- What to do -
Among these records, which lines include "Bilder"? Copy them out.
--- Supplied material ---
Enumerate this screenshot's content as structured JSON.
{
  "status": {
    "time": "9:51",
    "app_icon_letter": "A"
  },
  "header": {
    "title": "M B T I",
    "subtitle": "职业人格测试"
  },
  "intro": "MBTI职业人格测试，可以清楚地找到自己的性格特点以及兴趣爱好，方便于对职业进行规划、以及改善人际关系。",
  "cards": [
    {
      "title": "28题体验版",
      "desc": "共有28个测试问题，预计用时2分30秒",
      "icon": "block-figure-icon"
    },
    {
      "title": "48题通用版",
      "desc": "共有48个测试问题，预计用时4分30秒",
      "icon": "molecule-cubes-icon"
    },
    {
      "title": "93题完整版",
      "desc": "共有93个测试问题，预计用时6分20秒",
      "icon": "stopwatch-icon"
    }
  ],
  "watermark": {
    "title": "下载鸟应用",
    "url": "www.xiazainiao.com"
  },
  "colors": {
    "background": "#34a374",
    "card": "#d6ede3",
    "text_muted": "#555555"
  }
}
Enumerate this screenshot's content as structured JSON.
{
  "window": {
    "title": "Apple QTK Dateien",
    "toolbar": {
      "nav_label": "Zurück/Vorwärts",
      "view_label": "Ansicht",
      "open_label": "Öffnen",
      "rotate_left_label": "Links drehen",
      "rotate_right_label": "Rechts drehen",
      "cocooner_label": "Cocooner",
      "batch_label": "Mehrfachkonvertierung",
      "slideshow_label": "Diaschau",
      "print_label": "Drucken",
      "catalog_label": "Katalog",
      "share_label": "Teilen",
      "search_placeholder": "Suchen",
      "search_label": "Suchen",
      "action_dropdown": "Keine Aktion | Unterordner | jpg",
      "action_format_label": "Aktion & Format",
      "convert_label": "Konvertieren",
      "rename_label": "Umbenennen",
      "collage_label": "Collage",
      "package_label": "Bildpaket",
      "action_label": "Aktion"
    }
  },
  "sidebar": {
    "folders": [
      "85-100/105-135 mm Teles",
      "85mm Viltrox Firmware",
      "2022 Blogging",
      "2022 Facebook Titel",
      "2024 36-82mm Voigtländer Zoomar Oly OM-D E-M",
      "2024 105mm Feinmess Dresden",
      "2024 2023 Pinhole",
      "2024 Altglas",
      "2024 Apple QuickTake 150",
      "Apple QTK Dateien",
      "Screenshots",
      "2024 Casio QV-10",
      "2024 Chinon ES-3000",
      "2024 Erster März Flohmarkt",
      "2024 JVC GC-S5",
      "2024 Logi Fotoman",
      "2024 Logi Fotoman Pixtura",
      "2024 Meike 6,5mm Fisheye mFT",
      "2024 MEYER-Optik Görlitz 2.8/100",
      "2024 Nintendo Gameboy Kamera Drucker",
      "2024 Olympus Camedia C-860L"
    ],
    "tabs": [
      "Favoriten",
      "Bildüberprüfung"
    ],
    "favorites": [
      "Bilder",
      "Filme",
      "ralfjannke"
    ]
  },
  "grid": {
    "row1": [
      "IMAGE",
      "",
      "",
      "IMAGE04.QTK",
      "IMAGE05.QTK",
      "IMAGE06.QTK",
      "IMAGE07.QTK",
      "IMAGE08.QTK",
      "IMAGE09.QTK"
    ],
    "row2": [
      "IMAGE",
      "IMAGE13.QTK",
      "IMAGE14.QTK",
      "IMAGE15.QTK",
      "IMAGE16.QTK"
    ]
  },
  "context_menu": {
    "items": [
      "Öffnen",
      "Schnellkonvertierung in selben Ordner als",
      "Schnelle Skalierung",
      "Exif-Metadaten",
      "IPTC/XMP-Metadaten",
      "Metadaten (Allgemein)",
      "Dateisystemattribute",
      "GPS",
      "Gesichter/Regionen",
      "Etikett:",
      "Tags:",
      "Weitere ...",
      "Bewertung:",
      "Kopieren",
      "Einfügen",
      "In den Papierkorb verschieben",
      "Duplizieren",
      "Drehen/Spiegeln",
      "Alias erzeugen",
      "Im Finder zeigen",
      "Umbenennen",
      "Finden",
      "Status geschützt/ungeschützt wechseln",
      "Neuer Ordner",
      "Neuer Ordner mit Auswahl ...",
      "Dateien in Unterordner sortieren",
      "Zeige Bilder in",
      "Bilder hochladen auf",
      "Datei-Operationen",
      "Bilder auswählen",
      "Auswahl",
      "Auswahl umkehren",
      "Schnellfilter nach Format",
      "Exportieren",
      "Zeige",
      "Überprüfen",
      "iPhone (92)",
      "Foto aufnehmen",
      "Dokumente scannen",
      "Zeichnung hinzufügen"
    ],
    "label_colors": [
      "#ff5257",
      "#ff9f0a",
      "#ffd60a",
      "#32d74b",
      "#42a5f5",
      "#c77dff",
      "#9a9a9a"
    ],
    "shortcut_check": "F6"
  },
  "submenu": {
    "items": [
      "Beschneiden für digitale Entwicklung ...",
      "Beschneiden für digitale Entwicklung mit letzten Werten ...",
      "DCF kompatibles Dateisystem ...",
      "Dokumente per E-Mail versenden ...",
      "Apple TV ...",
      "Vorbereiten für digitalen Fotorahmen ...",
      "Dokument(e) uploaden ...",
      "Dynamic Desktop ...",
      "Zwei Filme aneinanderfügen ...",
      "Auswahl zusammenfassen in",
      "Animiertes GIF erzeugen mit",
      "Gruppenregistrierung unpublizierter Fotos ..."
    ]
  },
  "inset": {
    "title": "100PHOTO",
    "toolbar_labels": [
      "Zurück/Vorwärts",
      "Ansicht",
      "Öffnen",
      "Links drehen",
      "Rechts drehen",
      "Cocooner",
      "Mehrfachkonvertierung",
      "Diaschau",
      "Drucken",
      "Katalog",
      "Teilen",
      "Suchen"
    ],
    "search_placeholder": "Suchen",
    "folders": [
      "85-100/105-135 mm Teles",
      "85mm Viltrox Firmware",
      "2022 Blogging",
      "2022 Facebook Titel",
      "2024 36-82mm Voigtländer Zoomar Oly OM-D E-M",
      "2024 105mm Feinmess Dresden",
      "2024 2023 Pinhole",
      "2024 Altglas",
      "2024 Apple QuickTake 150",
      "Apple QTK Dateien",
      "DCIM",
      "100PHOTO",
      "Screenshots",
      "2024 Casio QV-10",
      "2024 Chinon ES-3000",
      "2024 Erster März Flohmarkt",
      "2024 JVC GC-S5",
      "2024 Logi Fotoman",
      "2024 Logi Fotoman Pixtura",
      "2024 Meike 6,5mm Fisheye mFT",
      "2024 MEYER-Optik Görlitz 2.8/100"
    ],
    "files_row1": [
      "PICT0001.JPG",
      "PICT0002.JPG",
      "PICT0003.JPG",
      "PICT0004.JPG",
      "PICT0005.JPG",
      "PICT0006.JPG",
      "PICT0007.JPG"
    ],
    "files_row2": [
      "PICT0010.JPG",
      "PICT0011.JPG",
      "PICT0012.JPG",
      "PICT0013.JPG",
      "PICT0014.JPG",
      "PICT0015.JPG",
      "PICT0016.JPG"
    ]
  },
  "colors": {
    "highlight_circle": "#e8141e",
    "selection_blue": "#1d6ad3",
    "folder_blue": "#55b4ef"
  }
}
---
- Exercise output -
      "Bilder",
      "Zeige Bilder in",
      "Bilder hochladen auf",
      "Bilder auswählen",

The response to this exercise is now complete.